* **PROBLEM TO WORK ON**:
Which lines in the records below contain the word "Ukrainian"? Report each of them.

* **EXERCISE MATERIALS**:
----
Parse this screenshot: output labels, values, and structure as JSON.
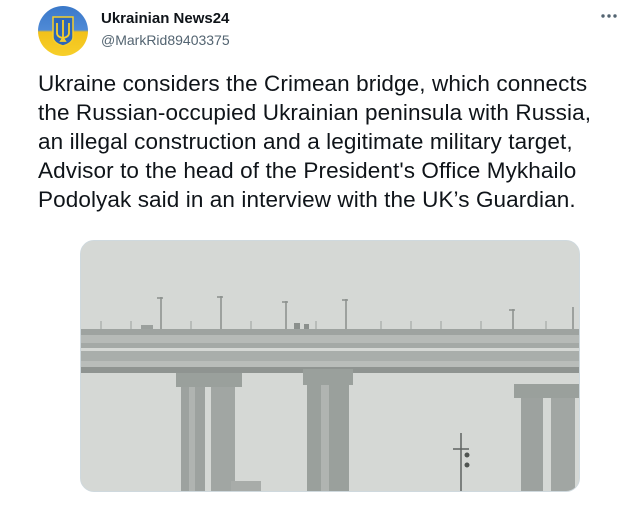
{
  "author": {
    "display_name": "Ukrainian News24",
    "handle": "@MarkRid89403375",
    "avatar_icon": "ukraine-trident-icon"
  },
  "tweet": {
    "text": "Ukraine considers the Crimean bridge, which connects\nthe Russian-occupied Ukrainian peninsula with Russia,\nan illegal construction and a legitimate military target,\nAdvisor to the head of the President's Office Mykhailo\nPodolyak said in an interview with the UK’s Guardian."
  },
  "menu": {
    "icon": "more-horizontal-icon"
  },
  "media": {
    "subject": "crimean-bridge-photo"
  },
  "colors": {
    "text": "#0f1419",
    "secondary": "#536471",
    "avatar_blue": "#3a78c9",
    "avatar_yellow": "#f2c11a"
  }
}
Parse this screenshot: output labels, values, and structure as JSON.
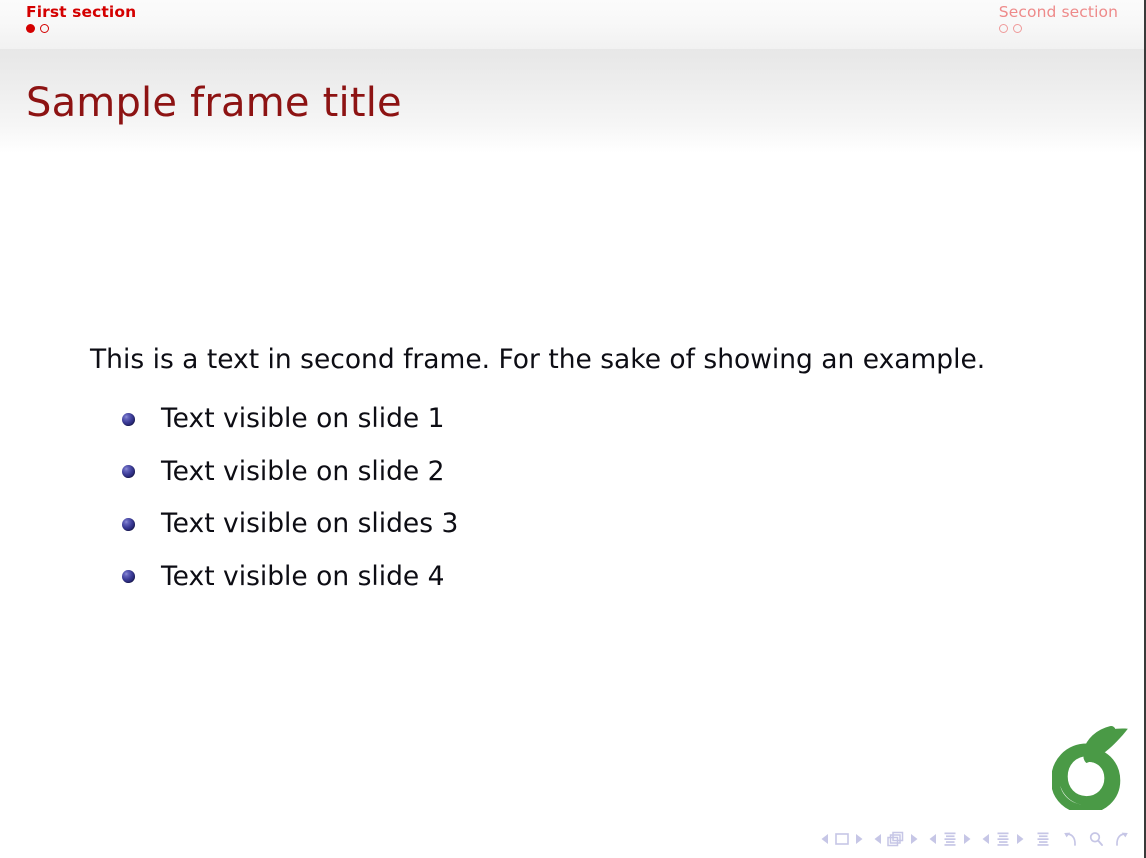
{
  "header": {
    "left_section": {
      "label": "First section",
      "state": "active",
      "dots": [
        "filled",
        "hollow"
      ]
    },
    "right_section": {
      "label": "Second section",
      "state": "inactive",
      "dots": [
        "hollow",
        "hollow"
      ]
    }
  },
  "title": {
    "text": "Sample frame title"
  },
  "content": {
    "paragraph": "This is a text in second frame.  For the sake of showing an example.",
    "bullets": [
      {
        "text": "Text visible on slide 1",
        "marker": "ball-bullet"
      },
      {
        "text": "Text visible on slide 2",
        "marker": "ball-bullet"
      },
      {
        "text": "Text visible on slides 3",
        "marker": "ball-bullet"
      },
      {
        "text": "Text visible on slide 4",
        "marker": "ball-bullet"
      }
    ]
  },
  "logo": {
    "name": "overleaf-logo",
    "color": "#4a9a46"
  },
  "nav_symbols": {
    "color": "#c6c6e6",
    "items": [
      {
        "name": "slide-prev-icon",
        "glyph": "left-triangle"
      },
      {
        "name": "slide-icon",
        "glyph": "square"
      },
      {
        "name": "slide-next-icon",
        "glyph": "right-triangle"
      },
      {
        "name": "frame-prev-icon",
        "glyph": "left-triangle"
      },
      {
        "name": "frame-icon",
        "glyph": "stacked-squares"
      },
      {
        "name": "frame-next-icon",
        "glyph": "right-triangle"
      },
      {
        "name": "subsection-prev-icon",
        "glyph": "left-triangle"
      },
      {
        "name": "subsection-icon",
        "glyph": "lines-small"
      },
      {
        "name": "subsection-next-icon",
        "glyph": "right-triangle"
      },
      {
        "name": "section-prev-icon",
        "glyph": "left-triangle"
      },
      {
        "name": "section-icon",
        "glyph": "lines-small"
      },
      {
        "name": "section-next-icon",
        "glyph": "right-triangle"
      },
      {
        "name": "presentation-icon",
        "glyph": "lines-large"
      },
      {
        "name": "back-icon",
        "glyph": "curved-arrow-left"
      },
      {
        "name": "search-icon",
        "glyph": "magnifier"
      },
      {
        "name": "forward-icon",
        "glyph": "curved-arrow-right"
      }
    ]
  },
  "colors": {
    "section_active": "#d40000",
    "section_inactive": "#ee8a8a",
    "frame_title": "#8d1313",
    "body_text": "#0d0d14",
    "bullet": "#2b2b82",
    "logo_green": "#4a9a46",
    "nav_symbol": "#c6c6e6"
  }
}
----
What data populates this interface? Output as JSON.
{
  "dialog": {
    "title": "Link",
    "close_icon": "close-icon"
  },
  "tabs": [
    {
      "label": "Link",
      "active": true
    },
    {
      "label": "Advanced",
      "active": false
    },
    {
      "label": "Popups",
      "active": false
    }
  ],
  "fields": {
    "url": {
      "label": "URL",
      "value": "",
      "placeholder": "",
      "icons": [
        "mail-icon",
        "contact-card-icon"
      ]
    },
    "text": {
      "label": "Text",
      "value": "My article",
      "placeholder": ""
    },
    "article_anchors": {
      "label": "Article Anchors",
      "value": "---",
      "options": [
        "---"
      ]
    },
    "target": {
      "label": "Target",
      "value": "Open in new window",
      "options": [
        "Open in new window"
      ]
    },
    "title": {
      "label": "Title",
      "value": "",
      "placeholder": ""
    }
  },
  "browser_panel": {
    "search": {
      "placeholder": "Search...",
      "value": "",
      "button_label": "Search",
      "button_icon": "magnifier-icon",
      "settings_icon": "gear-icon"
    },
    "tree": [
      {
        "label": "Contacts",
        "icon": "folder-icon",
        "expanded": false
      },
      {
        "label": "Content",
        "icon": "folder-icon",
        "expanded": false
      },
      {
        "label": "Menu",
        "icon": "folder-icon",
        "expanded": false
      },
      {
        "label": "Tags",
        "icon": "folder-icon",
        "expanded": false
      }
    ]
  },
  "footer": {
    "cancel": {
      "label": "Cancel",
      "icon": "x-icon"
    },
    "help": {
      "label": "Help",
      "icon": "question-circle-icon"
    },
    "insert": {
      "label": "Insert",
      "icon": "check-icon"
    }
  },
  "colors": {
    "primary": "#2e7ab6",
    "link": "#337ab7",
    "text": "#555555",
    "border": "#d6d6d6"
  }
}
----
* **RESULT**:
    "display_name": "Ukrainian News24",
    "text": "Ukraine considers the Crimean bridge, which connects\nthe Russian-occupied Ukrainian peninsula with Russia,\nan illegal construction and a legitimate military target,\nAdvisor to the head of the President's Office Mykhailo\nPodolyak said in an interview with the UK’s Guardian."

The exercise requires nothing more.